Website and app data records:
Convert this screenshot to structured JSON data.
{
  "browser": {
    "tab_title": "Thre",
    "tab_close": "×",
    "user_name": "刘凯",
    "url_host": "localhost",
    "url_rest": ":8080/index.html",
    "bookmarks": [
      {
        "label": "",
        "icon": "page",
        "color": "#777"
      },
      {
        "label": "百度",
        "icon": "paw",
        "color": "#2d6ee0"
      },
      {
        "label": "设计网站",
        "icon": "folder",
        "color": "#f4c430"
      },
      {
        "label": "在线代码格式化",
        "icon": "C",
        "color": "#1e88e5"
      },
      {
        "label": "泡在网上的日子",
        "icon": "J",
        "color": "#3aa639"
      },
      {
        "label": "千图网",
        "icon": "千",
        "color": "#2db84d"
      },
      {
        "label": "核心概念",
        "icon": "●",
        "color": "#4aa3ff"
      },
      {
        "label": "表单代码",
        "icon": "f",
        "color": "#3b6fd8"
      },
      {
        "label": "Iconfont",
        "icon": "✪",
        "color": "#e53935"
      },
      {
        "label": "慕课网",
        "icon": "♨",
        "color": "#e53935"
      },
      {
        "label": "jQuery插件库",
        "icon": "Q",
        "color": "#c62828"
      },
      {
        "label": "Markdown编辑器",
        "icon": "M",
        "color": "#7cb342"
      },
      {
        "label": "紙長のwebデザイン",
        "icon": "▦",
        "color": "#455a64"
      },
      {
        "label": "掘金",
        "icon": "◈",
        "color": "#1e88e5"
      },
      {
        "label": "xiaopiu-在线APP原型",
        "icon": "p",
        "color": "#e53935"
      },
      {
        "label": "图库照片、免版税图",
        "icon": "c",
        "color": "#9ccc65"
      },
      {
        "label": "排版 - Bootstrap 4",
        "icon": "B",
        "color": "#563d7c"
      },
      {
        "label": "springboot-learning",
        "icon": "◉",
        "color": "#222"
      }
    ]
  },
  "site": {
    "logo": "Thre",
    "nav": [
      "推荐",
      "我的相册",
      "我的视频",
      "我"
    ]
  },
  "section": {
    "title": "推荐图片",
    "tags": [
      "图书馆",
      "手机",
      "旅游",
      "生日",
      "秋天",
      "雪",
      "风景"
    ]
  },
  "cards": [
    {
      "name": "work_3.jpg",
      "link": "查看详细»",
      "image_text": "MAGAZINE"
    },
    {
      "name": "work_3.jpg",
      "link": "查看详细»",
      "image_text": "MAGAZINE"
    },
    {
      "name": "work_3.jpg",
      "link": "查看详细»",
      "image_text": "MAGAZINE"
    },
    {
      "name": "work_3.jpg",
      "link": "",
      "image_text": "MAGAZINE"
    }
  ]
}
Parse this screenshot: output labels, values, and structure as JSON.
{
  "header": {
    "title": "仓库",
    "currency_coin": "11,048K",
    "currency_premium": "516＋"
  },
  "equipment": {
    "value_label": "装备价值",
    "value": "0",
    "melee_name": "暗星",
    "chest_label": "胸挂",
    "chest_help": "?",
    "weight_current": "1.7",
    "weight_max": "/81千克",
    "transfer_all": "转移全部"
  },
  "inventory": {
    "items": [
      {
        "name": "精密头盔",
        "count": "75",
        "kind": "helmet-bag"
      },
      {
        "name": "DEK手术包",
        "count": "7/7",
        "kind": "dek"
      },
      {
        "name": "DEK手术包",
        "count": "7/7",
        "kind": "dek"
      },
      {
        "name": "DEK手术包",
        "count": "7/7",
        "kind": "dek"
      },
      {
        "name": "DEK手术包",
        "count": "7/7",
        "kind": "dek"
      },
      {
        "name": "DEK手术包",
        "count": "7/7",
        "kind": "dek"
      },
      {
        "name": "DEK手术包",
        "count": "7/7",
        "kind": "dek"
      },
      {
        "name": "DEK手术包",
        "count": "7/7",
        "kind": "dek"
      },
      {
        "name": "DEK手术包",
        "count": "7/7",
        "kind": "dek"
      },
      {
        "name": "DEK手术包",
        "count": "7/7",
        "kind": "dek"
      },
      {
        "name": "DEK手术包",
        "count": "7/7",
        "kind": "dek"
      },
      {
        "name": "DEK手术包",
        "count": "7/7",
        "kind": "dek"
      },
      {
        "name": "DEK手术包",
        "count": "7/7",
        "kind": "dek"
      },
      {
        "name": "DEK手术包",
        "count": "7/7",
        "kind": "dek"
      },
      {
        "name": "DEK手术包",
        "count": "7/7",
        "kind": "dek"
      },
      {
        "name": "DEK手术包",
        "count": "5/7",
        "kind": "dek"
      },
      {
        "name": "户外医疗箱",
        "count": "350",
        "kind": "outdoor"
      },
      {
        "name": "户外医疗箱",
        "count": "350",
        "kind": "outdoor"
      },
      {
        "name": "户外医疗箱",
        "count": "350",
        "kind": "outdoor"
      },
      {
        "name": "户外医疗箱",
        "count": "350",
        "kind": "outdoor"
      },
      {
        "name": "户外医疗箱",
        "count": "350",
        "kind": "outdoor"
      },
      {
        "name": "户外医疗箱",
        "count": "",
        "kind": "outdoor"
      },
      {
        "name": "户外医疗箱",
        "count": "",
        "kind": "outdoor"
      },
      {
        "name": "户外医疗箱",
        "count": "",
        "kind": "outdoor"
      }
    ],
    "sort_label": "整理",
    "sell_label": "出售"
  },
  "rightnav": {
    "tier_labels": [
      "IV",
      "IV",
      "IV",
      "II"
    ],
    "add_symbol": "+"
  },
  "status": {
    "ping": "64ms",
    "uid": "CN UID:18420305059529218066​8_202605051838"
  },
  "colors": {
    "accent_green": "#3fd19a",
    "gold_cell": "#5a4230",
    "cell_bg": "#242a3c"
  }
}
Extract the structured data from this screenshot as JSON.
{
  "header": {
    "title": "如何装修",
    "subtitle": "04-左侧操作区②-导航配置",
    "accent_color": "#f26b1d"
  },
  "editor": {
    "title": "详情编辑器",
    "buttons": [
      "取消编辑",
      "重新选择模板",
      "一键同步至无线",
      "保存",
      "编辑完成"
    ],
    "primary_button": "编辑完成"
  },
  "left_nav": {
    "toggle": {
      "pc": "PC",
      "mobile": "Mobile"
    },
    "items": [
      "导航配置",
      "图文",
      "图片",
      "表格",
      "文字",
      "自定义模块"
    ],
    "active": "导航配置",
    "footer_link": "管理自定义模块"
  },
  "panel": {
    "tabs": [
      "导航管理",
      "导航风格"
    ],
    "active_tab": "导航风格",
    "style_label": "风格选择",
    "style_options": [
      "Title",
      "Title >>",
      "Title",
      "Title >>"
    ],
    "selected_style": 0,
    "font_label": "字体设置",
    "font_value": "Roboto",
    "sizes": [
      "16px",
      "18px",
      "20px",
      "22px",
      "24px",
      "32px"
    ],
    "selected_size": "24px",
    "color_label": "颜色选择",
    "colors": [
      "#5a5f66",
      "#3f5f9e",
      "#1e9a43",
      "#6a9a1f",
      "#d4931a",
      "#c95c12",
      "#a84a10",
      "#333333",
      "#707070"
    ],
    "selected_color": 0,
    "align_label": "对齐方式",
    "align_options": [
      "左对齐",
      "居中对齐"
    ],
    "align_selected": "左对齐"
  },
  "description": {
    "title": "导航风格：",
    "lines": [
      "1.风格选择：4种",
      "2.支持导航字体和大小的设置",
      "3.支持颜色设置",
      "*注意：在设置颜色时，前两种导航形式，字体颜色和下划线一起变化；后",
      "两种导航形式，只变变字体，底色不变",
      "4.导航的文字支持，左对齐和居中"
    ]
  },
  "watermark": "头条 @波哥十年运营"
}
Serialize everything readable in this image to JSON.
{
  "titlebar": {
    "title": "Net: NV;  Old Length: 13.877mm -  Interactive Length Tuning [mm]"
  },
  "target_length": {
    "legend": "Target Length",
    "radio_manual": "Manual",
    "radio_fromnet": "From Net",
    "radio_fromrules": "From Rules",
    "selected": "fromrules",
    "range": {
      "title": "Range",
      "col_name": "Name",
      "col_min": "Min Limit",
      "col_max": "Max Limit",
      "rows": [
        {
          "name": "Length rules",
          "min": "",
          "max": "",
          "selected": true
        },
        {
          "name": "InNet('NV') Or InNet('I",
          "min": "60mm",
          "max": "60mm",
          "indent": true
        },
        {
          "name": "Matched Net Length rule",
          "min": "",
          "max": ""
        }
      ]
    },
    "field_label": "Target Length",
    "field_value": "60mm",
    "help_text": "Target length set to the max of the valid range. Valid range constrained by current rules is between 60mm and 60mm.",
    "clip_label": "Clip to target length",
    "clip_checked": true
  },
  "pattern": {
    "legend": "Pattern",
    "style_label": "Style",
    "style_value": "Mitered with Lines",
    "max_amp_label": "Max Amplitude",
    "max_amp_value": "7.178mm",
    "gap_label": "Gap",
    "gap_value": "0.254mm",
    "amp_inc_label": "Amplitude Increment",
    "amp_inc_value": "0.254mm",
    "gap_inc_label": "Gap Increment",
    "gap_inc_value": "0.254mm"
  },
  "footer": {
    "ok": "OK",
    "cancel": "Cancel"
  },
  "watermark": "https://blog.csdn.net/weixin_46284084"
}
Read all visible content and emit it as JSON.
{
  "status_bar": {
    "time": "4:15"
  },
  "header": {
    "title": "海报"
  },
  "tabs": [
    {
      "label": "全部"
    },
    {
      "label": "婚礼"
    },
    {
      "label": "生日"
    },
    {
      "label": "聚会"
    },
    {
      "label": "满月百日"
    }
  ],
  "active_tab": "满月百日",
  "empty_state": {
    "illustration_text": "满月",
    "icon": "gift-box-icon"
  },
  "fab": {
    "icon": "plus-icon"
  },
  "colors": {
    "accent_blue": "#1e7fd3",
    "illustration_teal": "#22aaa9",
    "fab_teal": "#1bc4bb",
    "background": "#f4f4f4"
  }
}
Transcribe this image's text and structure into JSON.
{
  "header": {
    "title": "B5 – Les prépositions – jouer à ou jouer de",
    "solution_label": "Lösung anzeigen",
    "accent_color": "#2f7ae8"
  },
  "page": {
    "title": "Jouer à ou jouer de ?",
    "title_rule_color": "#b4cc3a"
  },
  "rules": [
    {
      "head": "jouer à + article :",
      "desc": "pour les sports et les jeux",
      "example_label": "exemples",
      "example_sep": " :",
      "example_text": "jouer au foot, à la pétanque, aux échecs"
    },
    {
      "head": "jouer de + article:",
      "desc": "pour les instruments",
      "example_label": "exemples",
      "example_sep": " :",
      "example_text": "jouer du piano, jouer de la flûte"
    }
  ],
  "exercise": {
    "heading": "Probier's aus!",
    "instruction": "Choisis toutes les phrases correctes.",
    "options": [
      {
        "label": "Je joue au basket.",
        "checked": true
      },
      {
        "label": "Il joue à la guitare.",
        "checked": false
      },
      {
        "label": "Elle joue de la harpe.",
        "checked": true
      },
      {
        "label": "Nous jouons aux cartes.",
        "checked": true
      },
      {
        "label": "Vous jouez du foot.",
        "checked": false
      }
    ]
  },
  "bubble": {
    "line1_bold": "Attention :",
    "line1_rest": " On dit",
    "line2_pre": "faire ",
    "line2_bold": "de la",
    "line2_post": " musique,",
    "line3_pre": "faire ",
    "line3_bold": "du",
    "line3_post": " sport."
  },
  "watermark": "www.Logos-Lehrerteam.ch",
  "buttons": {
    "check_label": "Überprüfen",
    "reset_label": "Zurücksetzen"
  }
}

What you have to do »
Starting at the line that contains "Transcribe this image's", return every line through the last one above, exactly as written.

Output of the exercise »
Transcribe this image's text and structure into JSON.
{
  "header": {
    "title": "B5 – Les prépositions – jouer à ou jouer de",
    "solution_label": "Lösung anzeigen",
    "accent_color": "#2f7ae8"
  },
  "page": {
    "title": "Jouer à ou jouer de ?",
    "title_rule_color": "#b4cc3a"
  },
  "rules": [
    {
      "head": "jouer à + article :",
      "desc": "pour les sports et les jeux",
      "example_label": "exemples",
      "example_sep": " :",
      "example_text": "jouer au foot, à la pétanque, aux échecs"
    },
    {
      "head": "jouer de + article:",
      "desc": "pour les instruments",
      "example_label": "exemples",
      "example_sep": " :",
      "example_text": "jouer du piano, jouer de la flûte"
    }
  ],
  "exercise": {
    "heading": "Probier's aus!",
    "instruction": "Choisis toutes les phrases correctes.",
    "options": [
      {
        "label": "Je joue au basket.",
        "checked": true
      },
      {
        "label": "Il joue à la guitare.",
        "checked": false
      },
      {
        "label": "Elle joue de la harpe.",
        "checked": true
      },
      {
        "label": "Nous jouons aux cartes.",
        "checked": true
      },
      {
        "label": "Vous jouez du foot.",
        "checked": false
      }
    ]
  },
  "bubble": {
    "line1_bold": "Attention :",
    "line1_rest": " On dit",
    "line2_pre": "faire ",
    "line2_bold": "de la",
    "line2_post": " musique,",
    "line3_pre": "faire ",
    "line3_bold": "du",
    "line3_post": " sport."
  },
  "watermark": "www.Logos-Lehrerteam.ch",
  "buttons": {
    "check_label": "Überprüfen",
    "reset_label": "Zurücksetzen"
  }
}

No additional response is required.